LONDON — Prime Minister Theresa May’s record on gay rights has come under scrutiny today after an interview emerged in which she defended legislation that prohibited the promotion of homosexuality in schools.
In a 2001 interview with the Leeds Student newspaper, discovered by Vice, May said: “Most parents want the comfort of knowing Section 28 is there.”
Section 28 was the legislation that banned the “promotion of homosexuality in schools,” and stopped councils from spending money on educational materials and projects that were seen to promote a gay lifestyle.
The prime minister, who at the time was shadow education and employment secretary in the Conservative opposition, said: “No headteacher has commented to me that they are not able to deal with homophobic bullying or discuss homosexuality, where is appropriate, with young people.”
The legislation was repealed by the Labour government in 2003, voted through by 356 votes to 127, with local government minister Nick Raynsford saying: “For over a decade, Section 28 has cast a cloud of confusion and ambiguity over local authorities’ ability to support and provide services to the whole of their community. Repeal means this cloud has been lifted.”
This revelation follows the prime minister admitting the Conservatives had got it wrong in the past on LBGT+ rights in an article published by Pink News on Thursday to mark the 50th anniversary of the decriminalisation of homosexuality in England and Wales.

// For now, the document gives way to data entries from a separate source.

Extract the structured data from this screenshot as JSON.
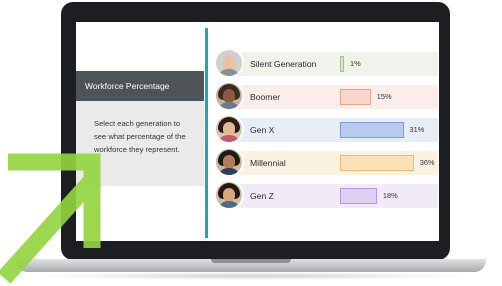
{
  "sidebar": {
    "title": "Workforce Percentage",
    "description": "Select each generation to see what percentage of the workforce they represent."
  },
  "colors": {
    "divider": "#23a3b5",
    "arrow": "#93d53e",
    "header_bg": "#4e5357"
  },
  "chart_data": {
    "type": "bar",
    "categories": [
      "Silent Generation",
      "Boomer",
      "Gen X",
      "Millennial",
      "Gen Z"
    ],
    "values": [
      1,
      15,
      31,
      36,
      18
    ],
    "value_labels": [
      "1%",
      "15%",
      "31%",
      "36%",
      "18%"
    ],
    "unit": "%",
    "title": "",
    "xlabel": "",
    "ylabel": "",
    "colors": {
      "row_backgrounds": [
        "#eff3ea",
        "#fbeeea",
        "#e7edf7",
        "#fbf1e0",
        "#f1ebf8"
      ],
      "bar_fills": [
        "#dbe7cf",
        "#f8d6ca",
        "#b9cbec",
        "#fae1b6",
        "#e0cff5"
      ],
      "bar_borders": [
        "#a4bd8b",
        "#e6a58e",
        "#7f9ed6",
        "#e4bf6f",
        "#b59ae0"
      ]
    }
  }
}
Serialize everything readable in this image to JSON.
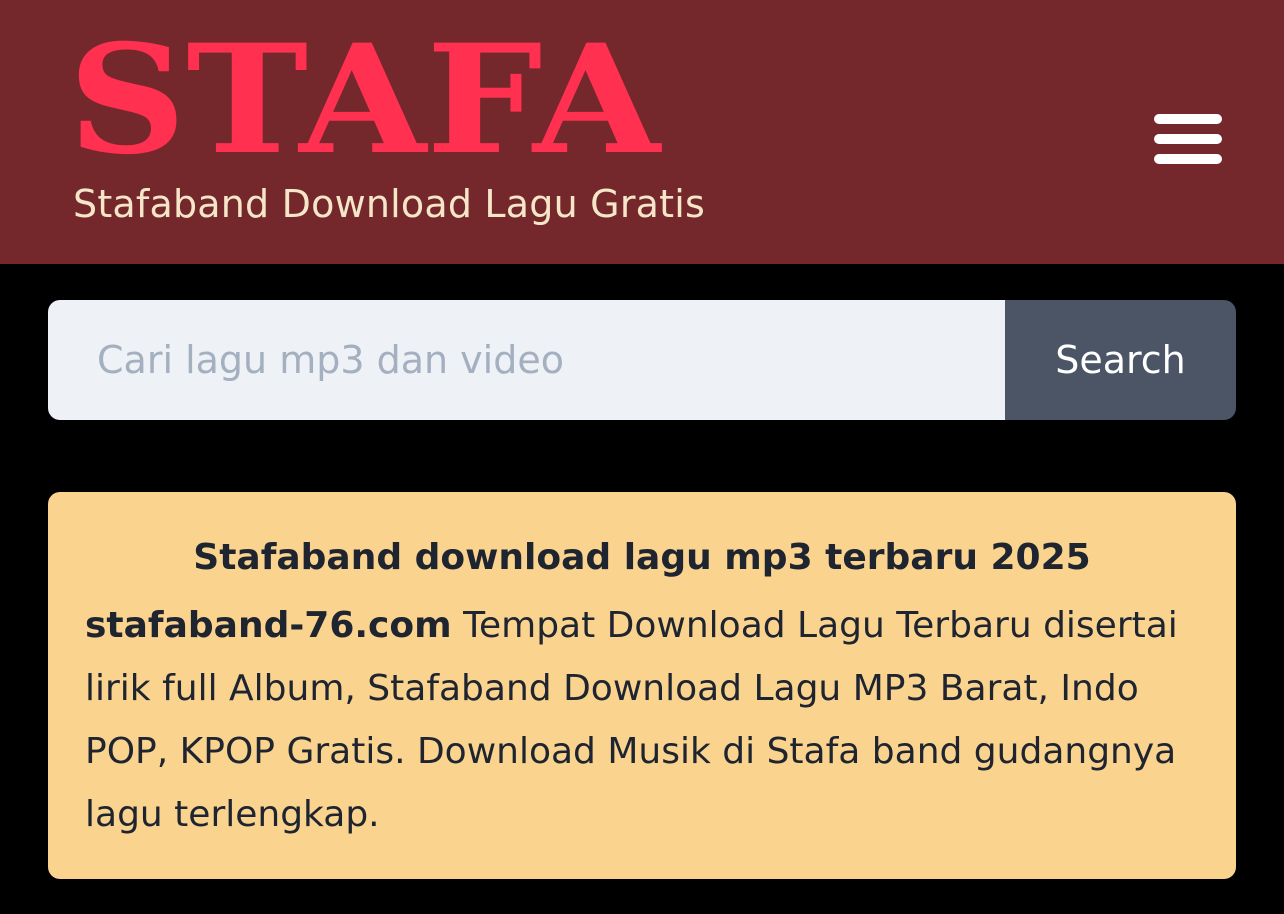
{
  "header": {
    "logo_text": "STAFA",
    "tagline": "Stafaband Download Lagu Gratis",
    "menu_icon": "hamburger-menu-icon"
  },
  "search": {
    "placeholder": "Cari lagu mp3 dan video",
    "value": "",
    "button_label": "Search"
  },
  "info": {
    "title": "Stafaband download lagu mp3 terbaru 2025",
    "site_name": "stafaband-76.com",
    "description": " Tempat Download Lagu Terbaru disertai lirik full Album, Stafaband Download Lagu MP3 Barat, Indo POP, KPOP Gratis. Download Musik di Stafa band gudangnya lagu terlengkap."
  },
  "colors": {
    "header_bg": "#74282b",
    "logo_red": "#ff3050",
    "tagline": "#f6e6c9",
    "page_bg": "#000000",
    "input_bg": "#eef2f6",
    "button_bg": "#4b5565",
    "card_bg": "#fad38e",
    "card_text": "#1e2430"
  }
}
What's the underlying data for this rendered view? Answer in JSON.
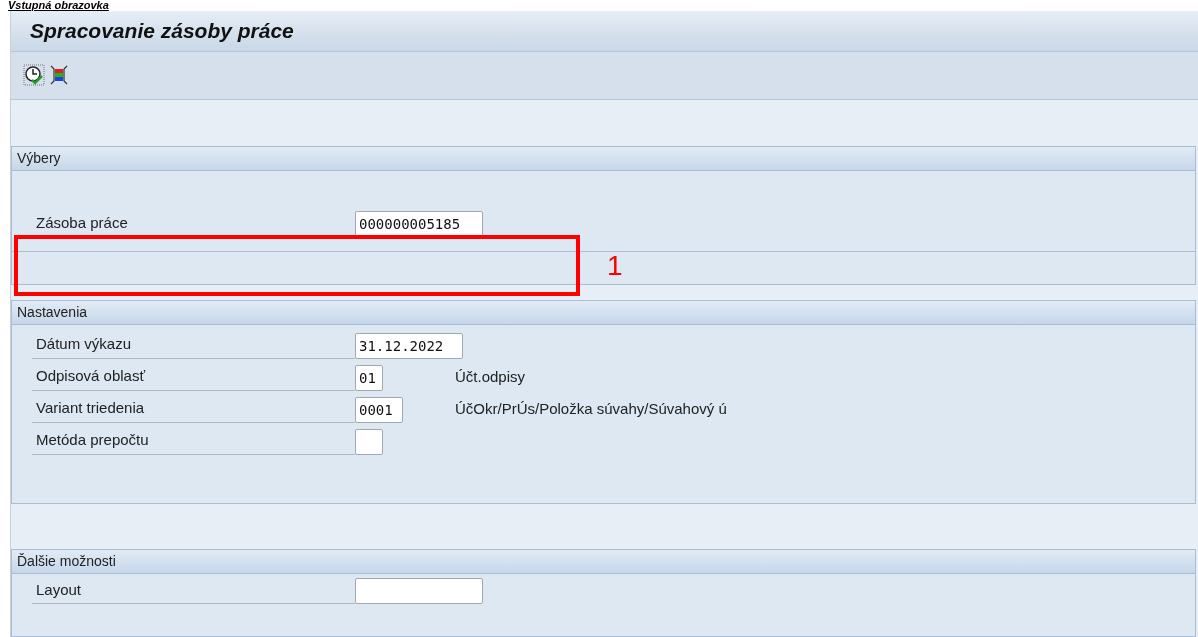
{
  "heading": "Vstupná obrazovka",
  "window": {
    "title": "Spracovanie zásoby práce"
  },
  "toolbar": [
    {
      "kind": "clock"
    },
    {
      "kind": "layout"
    }
  ],
  "groups": [
    {
      "title": "Výbery",
      "rows": [
        {
          "label": "Zásoba práce",
          "value": "000000005185"
        }
      ]
    },
    {
      "title": "Nastavenia",
      "rows": [
        {
          "label": "Dátum výkazu",
          "value": "31.12.2022"
        },
        {
          "label": "Odpisová oblasť",
          "value": "01",
          "description": "Účt.odpisy"
        },
        {
          "label": "Variant triedenia",
          "value": "0001",
          "description": "ÚčOkr/PrÚs/Položka súvahy/Súvahový ú"
        },
        {
          "label": "Metóda prepočtu"
        }
      ]
    },
    {
      "title": "Ďalšie možnosti",
      "rows": [
        {
          "label": "Layout"
        }
      ]
    }
  ],
  "annotation": {
    "label": "1"
  }
}
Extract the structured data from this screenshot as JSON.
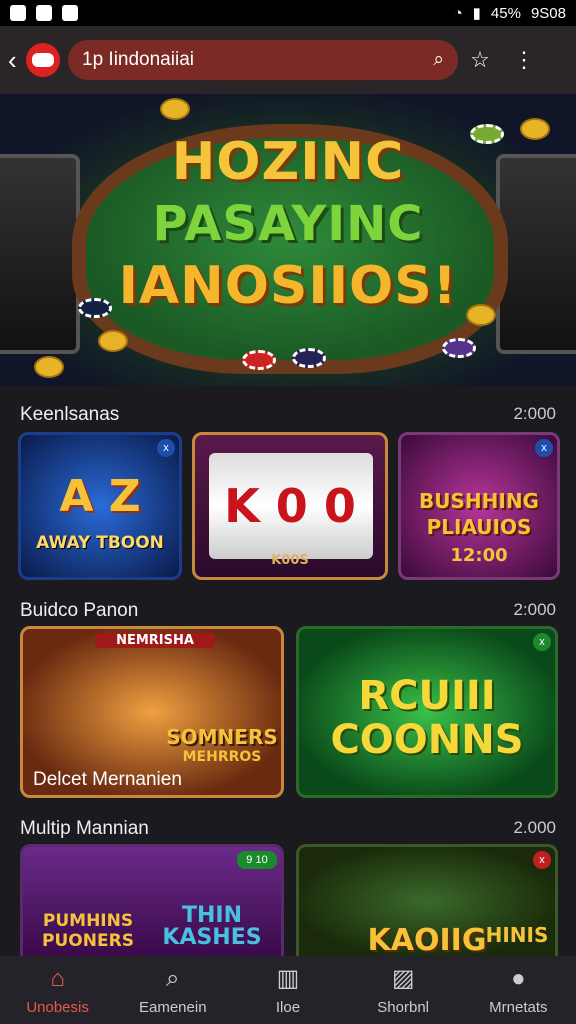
{
  "status_bar": {
    "time": "9S08",
    "battery": "45%"
  },
  "header": {
    "search_text": "1p Iindonaiiai"
  },
  "hero": {
    "line1": "HOZINC",
    "line2": "PASAYINC",
    "line3": "IANOSIIOS!"
  },
  "sections": [
    {
      "title": "Keenlsanas",
      "count": "2:000",
      "cards": [
        {
          "line1": "A Z",
          "line2": "AWAY TBOON"
        },
        {
          "line1": "K 0 0",
          "line2": "K00S"
        },
        {
          "line1": "BUSHHING",
          "line2": "PLIAUIOS",
          "line3": "12:00"
        }
      ]
    },
    {
      "title": "Buidco Panon",
      "count": "2:000",
      "cards": [
        {
          "line1": "NEMRISHA",
          "line2": "SOMNERS",
          "line3": "MEHRROS",
          "caption": "Delcet Mernanien"
        },
        {
          "line1": "RCUIII",
          "line2": "COONNS"
        }
      ]
    },
    {
      "title": "Multip Mannian",
      "count": "2.000",
      "cards": [
        {
          "line1": "PUMHINS",
          "line2": "PUONERS",
          "line3": "THIN",
          "line4": "KASHES",
          "badge": "9 10"
        },
        {
          "line1": "KAOIIG",
          "line2": "HINIS"
        }
      ]
    }
  ],
  "nav": [
    {
      "label": "Unobesis",
      "icon": "home-icon"
    },
    {
      "label": "Eamenein",
      "icon": "search-icon"
    },
    {
      "label": "Iloe",
      "icon": "chart-icon"
    },
    {
      "label": "Shorbnl",
      "icon": "image-icon"
    },
    {
      "label": "Mrnetats",
      "icon": "user-icon"
    }
  ]
}
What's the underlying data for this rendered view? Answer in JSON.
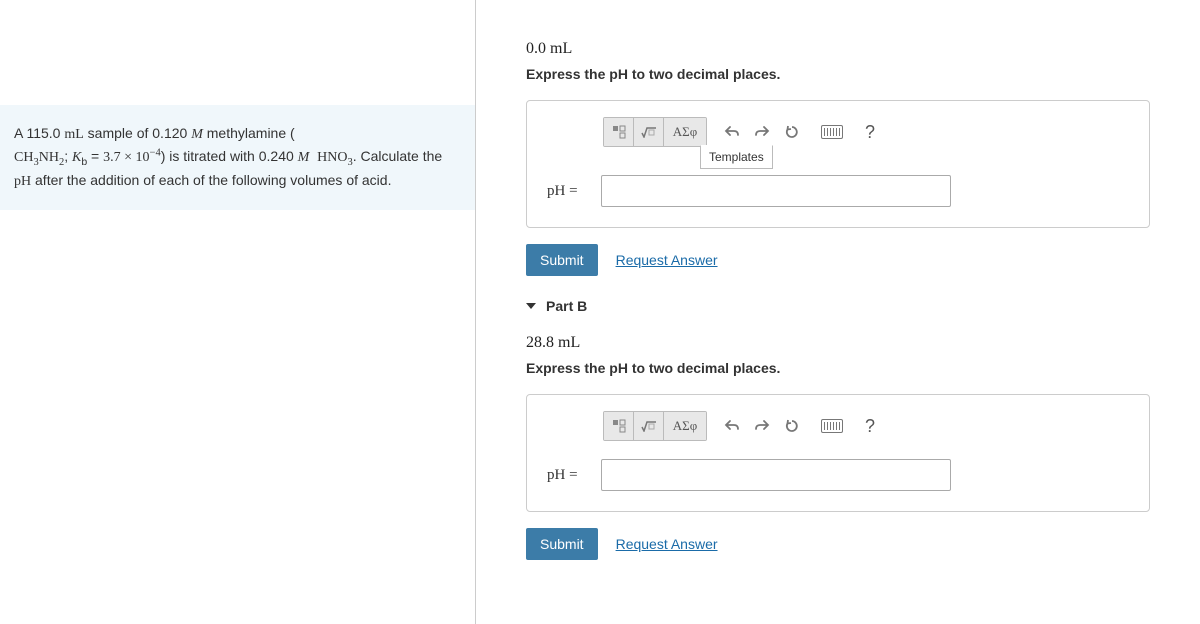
{
  "problem": {
    "line1_pre": "A 115.0 ",
    "line1_unit": "mL",
    "line1_mid": " sample of 0.120 ",
    "line1_M": "M",
    "line1_post": " methylamine (",
    "line2_formula": "CH₃NH₂",
    "line2_kb_label": "; K_b = ",
    "line2_kb_value": "3.7 × 10⁻⁴",
    "line2_mid": ") is titrated with 0.240 ",
    "line2_M": "M",
    "line2_acid": " HNO₃",
    "line2_end": ". Calculate the ",
    "line2_pH": "pH",
    "line2_after": " after the addition of each of the following volumes of acid."
  },
  "partA": {
    "volume": "0.0 mL",
    "instruction": "Express the pH to two decimal places.",
    "templates_label": "Templates",
    "greek_label": "ΑΣφ",
    "input_label": "pH =",
    "submit": "Submit",
    "request": "Request Answer",
    "help": "?"
  },
  "partB": {
    "title": "Part B",
    "volume": "28.8 mL",
    "instruction": "Express the pH to two decimal places.",
    "greek_label": "ΑΣφ",
    "input_label": "pH =",
    "submit": "Submit",
    "request": "Request Answer",
    "help": "?"
  }
}
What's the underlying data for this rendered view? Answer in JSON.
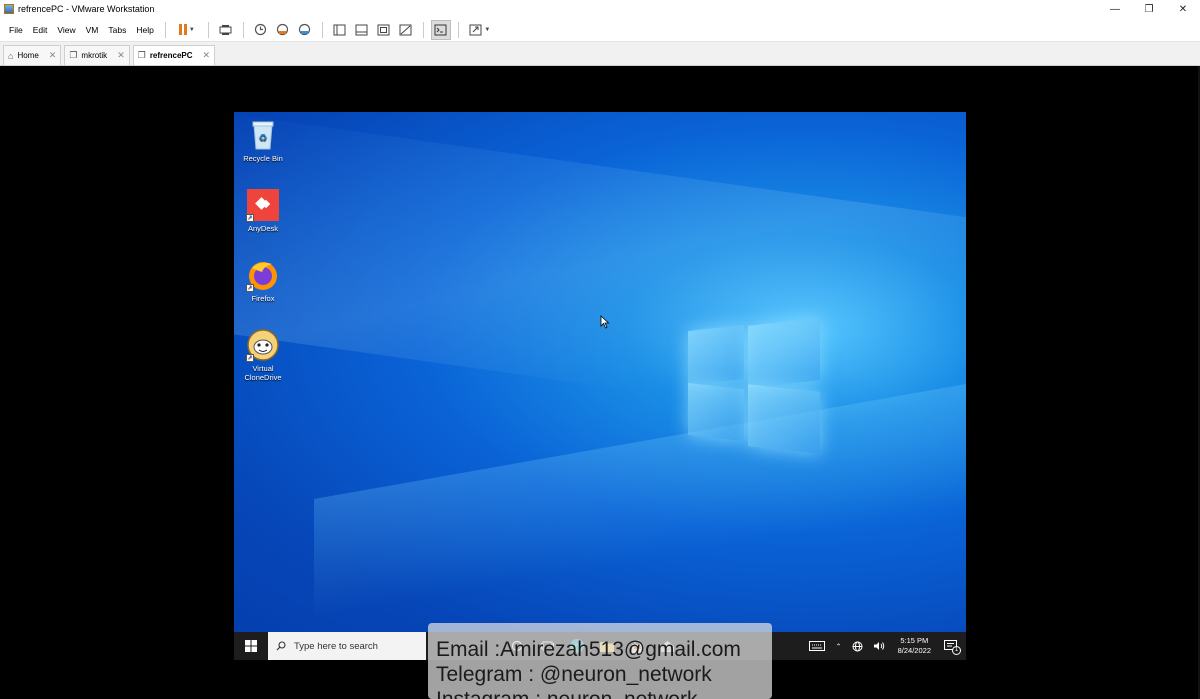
{
  "window": {
    "title": "refrencePC - VMware Workstation"
  },
  "menu": {
    "items": [
      "File",
      "Edit",
      "View",
      "VM",
      "Tabs",
      "Help"
    ]
  },
  "tabs": [
    {
      "label": "Home",
      "icon": "home-icon"
    },
    {
      "label": "mkrotik",
      "icon": "vm-icon"
    },
    {
      "label": "refrencePC",
      "icon": "vm-icon",
      "active": true
    }
  ],
  "desktop": {
    "icons": [
      {
        "label": "Recycle Bin",
        "icon": "recycle-bin-icon"
      },
      {
        "label": "AnyDesk",
        "icon": "anydesk-icon"
      },
      {
        "label": "Firefox",
        "icon": "firefox-icon"
      },
      {
        "label": "Virtual CloneDrive",
        "icon": "clonedrive-icon"
      }
    ]
  },
  "taskbar": {
    "search_placeholder": "Type here to search",
    "time": "5:15 PM",
    "date": "8/24/2022",
    "notification_count": "1"
  },
  "overlay": {
    "line1": "Email :Amirezah513@gmail.com",
    "line2": "Telegram : @neuron_network",
    "line3": "Instagram : neuron_network"
  },
  "colors": {
    "desktop_blue": "#0a63d6",
    "taskbar": "#1d1d1d",
    "pause_orange": "#e07a1a"
  }
}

May wrote: “I am proud of the role my Party has played in recent years in advocating a Britain which seeks to end discrimination on the grounds of sexuality or gender identity, but I acknowledge where we have been wrong on these issues in the past.
“There will justifiably be scepticism about the positions taken and votes cast down through the years by the Conservative Party, and by me, compared to where we are now.”
A YouGov poll commissioned by Pink News, published on Thursday, showed that 61% of all Conservative voters who expressed an opinion said that sex between gay people is unnatural compared to just 27% of Labour voters and 22% of Liberal Democrat voters.
In the 2001 interview May also explained why she voted against the minimum wage with the rest of the Conservative Party, saying: “There was an issue regarding the impact it was going to have on jobs and that, of course, bears a relationship to the level at which the minimum wage is set.”
Here is the interview:
May was confident that the Conservatives would win the 2001 general election, which Labour went onto win with 413 seats compared to the Tories 166.
“A lot of people, when I talk to them on the doorstep, are saying that they are completely fed up with a Labour government that has failed to deliver and I expect that our common sense approach to policies will appeal to people,” she told Leeds Student.
“William [Hague] will lead us into the general election. I have every confidence that he will become Conservative prime minister.”